◆ DIRECTIONS
Set down each entry exactly as it stands, without altering a single character.
#### RECORDS FOR THE EXERCISE ####
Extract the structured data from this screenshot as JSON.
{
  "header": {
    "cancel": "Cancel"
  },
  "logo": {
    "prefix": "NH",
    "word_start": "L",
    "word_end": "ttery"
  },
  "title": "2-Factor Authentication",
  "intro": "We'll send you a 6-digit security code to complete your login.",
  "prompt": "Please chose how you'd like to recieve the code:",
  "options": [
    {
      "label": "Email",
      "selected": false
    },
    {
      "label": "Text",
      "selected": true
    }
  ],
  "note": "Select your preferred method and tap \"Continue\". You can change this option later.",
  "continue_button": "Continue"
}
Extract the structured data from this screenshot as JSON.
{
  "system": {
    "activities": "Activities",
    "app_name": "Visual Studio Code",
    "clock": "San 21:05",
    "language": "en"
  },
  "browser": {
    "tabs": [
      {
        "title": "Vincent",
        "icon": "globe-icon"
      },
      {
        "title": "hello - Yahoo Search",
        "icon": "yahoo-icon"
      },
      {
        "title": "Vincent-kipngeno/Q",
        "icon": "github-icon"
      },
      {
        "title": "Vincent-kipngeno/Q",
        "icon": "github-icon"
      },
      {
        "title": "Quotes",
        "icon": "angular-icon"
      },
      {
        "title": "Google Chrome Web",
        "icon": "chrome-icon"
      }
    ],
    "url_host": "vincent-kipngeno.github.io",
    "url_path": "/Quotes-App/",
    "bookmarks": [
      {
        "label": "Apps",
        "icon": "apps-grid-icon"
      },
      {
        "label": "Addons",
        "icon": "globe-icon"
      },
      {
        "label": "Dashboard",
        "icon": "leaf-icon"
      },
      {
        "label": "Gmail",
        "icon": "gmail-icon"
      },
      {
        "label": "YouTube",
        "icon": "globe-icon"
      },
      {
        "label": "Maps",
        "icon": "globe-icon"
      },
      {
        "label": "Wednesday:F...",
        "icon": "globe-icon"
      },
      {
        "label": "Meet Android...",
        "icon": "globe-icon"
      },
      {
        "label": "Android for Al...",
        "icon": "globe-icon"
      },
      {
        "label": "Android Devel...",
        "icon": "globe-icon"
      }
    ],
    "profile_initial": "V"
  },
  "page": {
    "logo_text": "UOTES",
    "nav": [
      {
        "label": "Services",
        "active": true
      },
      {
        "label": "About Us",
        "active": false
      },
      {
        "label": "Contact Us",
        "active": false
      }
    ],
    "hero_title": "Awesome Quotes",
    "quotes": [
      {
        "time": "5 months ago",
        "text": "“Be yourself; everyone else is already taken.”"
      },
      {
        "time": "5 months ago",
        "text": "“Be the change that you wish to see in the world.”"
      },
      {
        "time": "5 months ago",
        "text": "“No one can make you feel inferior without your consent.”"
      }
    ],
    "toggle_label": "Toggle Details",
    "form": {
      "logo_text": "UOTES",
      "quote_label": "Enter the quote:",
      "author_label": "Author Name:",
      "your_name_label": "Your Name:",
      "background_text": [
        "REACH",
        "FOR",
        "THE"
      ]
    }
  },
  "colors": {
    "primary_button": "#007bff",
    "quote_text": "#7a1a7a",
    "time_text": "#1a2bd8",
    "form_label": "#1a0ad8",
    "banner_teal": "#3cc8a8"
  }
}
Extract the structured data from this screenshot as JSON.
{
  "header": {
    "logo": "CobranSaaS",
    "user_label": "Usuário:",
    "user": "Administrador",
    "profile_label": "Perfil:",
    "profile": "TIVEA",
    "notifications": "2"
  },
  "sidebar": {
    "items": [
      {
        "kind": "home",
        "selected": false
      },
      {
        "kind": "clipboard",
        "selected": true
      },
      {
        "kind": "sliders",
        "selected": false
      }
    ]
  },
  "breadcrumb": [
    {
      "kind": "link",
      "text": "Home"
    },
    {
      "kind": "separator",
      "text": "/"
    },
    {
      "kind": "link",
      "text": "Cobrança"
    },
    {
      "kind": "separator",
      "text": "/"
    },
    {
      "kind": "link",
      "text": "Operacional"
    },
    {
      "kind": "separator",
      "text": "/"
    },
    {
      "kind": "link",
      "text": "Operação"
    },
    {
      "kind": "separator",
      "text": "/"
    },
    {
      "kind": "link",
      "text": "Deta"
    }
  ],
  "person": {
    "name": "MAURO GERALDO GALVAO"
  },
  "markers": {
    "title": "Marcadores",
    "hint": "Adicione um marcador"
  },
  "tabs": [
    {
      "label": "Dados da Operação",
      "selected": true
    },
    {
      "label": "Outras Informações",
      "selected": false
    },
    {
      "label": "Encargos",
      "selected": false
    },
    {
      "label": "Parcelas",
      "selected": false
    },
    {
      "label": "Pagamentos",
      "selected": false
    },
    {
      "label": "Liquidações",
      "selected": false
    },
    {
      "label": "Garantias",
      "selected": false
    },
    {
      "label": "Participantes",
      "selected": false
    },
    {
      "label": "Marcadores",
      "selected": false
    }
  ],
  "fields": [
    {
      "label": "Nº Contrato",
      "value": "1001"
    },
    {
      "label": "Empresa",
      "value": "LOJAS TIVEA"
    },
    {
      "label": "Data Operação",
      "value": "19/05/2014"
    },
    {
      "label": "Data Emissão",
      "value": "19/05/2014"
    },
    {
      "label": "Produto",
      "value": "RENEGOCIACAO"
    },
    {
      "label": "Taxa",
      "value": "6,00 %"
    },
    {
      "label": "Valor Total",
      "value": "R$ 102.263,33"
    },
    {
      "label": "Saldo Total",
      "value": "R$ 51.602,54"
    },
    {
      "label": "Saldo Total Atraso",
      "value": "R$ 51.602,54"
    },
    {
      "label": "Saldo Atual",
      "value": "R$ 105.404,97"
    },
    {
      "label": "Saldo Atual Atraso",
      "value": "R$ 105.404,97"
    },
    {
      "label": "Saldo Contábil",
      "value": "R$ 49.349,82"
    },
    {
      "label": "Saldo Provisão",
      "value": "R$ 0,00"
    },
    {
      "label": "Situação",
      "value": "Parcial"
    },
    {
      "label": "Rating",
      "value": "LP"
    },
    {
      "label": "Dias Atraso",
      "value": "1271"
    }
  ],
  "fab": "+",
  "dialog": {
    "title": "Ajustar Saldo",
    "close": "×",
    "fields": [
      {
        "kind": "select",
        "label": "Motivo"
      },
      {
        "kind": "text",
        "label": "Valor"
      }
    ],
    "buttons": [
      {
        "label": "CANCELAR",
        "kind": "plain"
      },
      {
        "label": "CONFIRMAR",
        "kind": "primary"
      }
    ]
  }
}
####
◆ EXPECTED ANSWER
Extract the structured data from this screenshot as JSON.
{
  "header": {
    "cancel": "Cancel"
  },
  "logo": {
    "prefix": "NH",
    "word_start": "L",
    "word_end": "ttery"
  },
  "title": "2-Factor Authentication",
  "intro": "We'll send you a 6-digit security code to complete your login.",
  "prompt": "Please chose how you'd like to recieve the code:",
  "options": [
    {
      "label": "Email",
      "selected": false
    },
    {
      "label": "Text",
      "selected": true
    }
  ],
  "note": "Select your preferred method and tap \"Continue\". You can change this option later.",
  "continue_button": "Continue"
}
Extract the structured data from this screenshot as JSON.
{
  "system": {
    "activities": "Activities",
    "app_name": "Visual Studio Code",
    "clock": "San 21:05",
    "language": "en"
  },
  "browser": {
    "tabs": [
      {
        "title": "Vincent",
        "icon": "globe-icon"
      },
      {
        "title": "hello - Yahoo Search",
        "icon": "yahoo-icon"
      },
      {
        "title": "Vincent-kipngeno/Q",
        "icon": "github-icon"
      },
      {
        "title": "Vincent-kipngeno/Q",
        "icon": "github-icon"
      },
      {
        "title": "Quotes",
        "icon": "angular-icon"
      },
      {
        "title": "Google Chrome Web",
        "icon": "chrome-icon"
      }
    ],
    "url_host": "vincent-kipngeno.github.io",
    "url_path": "/Quotes-App/",
    "bookmarks": [
      {
        "label": "Apps",
        "icon": "apps-grid-icon"
      },
      {
        "label": "Addons",
        "icon": "globe-icon"
      },
      {
        "label": "Dashboard",
        "icon": "leaf-icon"
      },
      {
        "label": "Gmail",
        "icon": "gmail-icon"
      },
      {
        "label": "YouTube",
        "icon": "globe-icon"
      },
      {
        "label": "Maps",
        "icon": "globe-icon"
      },
      {
        "label": "Wednesday:F...",
        "icon": "globe-icon"
      },
      {
        "label": "Meet Android...",
        "icon": "globe-icon"
      },
      {
        "label": "Android for Al...",
        "icon": "globe-icon"
      },
      {
        "label": "Android Devel...",
        "icon": "globe-icon"
      }
    ],
    "profile_initial": "V"
  },
  "page": {
    "logo_text": "UOTES",
    "nav": [
      {
        "label": "Services",
        "active": true
      },
      {
        "label": "About Us",
        "active": false
      },
      {
        "label": "Contact Us",
        "active": false
      }
    ],
    "hero_title": "Awesome Quotes",
    "quotes": [
      {
        "time": "5 months ago",
        "text": "“Be yourself; everyone else is already taken.”"
      },
      {
        "time": "5 months ago",
        "text": "“Be the change that you wish to see in the world.”"
      },
      {
        "time": "5 months ago",
        "text": "“No one can make you feel inferior without your consent.”"
      }
    ],
    "toggle_label": "Toggle Details",
    "form": {
      "logo_text": "UOTES",
      "quote_label": "Enter the quote:",
      "author_label": "Author Name:",
      "your_name_label": "Your Name:",
      "background_text": [
        "REACH",
        "FOR",
        "THE"
      ]
    }
  },
  "colors": {
    "primary_button": "#007bff",
    "quote_text": "#7a1a7a",
    "time_text": "#1a2bd8",
    "form_label": "#1a0ad8",
    "banner_teal": "#3cc8a8"
  }
}
Extract the structured data from this screenshot as JSON.
{
  "header": {
    "logo": "CobranSaaS",
    "user_label": "Usuário:",
    "user": "Administrador",
    "profile_label": "Perfil:",
    "profile": "TIVEA",
    "notifications": "2"
  },
  "sidebar": {
    "items": [
      {
        "kind": "home",
        "selected": false
      },
      {
        "kind": "clipboard",
        "selected": true
      },
      {
        "kind": "sliders",
        "selected": false
      }
    ]
  },
  "breadcrumb": [
    {
      "kind": "link",
      "text": "Home"
    },
    {
      "kind": "separator",
      "text": "/"
    },
    {
      "kind": "link",
      "text": "Cobrança"
    },
    {
      "kind": "separator",
      "text": "/"
    },
    {
      "kind": "link",
      "text": "Operacional"
    },
    {
      "kind": "separator",
      "text": "/"
    },
    {
      "kind": "link",
      "text": "Operação"
    },
    {
      "kind": "separator",
      "text": "/"
    },
    {
      "kind": "link",
      "text": "Deta"
    }
  ],
  "person": {
    "name": "MAURO GERALDO GALVAO"
  },
  "markers": {
    "title": "Marcadores",
    "hint": "Adicione um marcador"
  },
  "tabs": [
    {
      "label": "Dados da Operação",
      "selected": true
    },
    {
      "label": "Outras Informações",
      "selected": false
    },
    {
      "label": "Encargos",
      "selected": false
    },
    {
      "label": "Parcelas",
      "selected": false
    },
    {
      "label": "Pagamentos",
      "selected": false
    },
    {
      "label": "Liquidações",
      "selected": false
    },
    {
      "label": "Garantias",
      "selected": false
    },
    {
      "label": "Participantes",
      "selected": false
    },
    {
      "label": "Marcadores",
      "selected": false
    }
  ],
  "fields": [
    {
      "label": "Nº Contrato",
      "value": "1001"
    },
    {
      "label": "Empresa",
      "value": "LOJAS TIVEA"
    },
    {
      "label": "Data Operação",
      "value": "19/05/2014"
    },
    {
      "label": "Data Emissão",
      "value": "19/05/2014"
    },
    {
      "label": "Produto",
      "value": "RENEGOCIACAO"
    },
    {
      "label": "Taxa",
      "value": "6,00 %"
    },
    {
      "label": "Valor Total",
      "value": "R$ 102.263,33"
    },
    {
      "label": "Saldo Total",
      "value": "R$ 51.602,54"
    },
    {
      "label": "Saldo Total Atraso",
      "value": "R$ 51.602,54"
    },
    {
      "label": "Saldo Atual",
      "value": "R$ 105.404,97"
    },
    {
      "label": "Saldo Atual Atraso",
      "value": "R$ 105.404,97"
    },
    {
      "label": "Saldo Contábil",
      "value": "R$ 49.349,82"
    },
    {
      "label": "Saldo Provisão",
      "value": "R$ 0,00"
    },
    {
      "label": "Situação",
      "value": "Parcial"
    },
    {
      "label": "Rating",
      "value": "LP"
    },
    {
      "label": "Dias Atraso",
      "value": "1271"
    }
  ],
  "fab": "+",
  "dialog": {
    "title": "Ajustar Saldo",
    "close": "×",
    "fields": [
      {
        "kind": "select",
        "label": "Motivo"
      },
      {
        "kind": "text",
        "label": "Valor"
      }
    ],
    "buttons": [
      {
        "label": "CANCELAR",
        "kind": "plain"
      },
      {
        "label": "CONFIRMAR",
        "kind": "primary"
      }
    ]
  }
}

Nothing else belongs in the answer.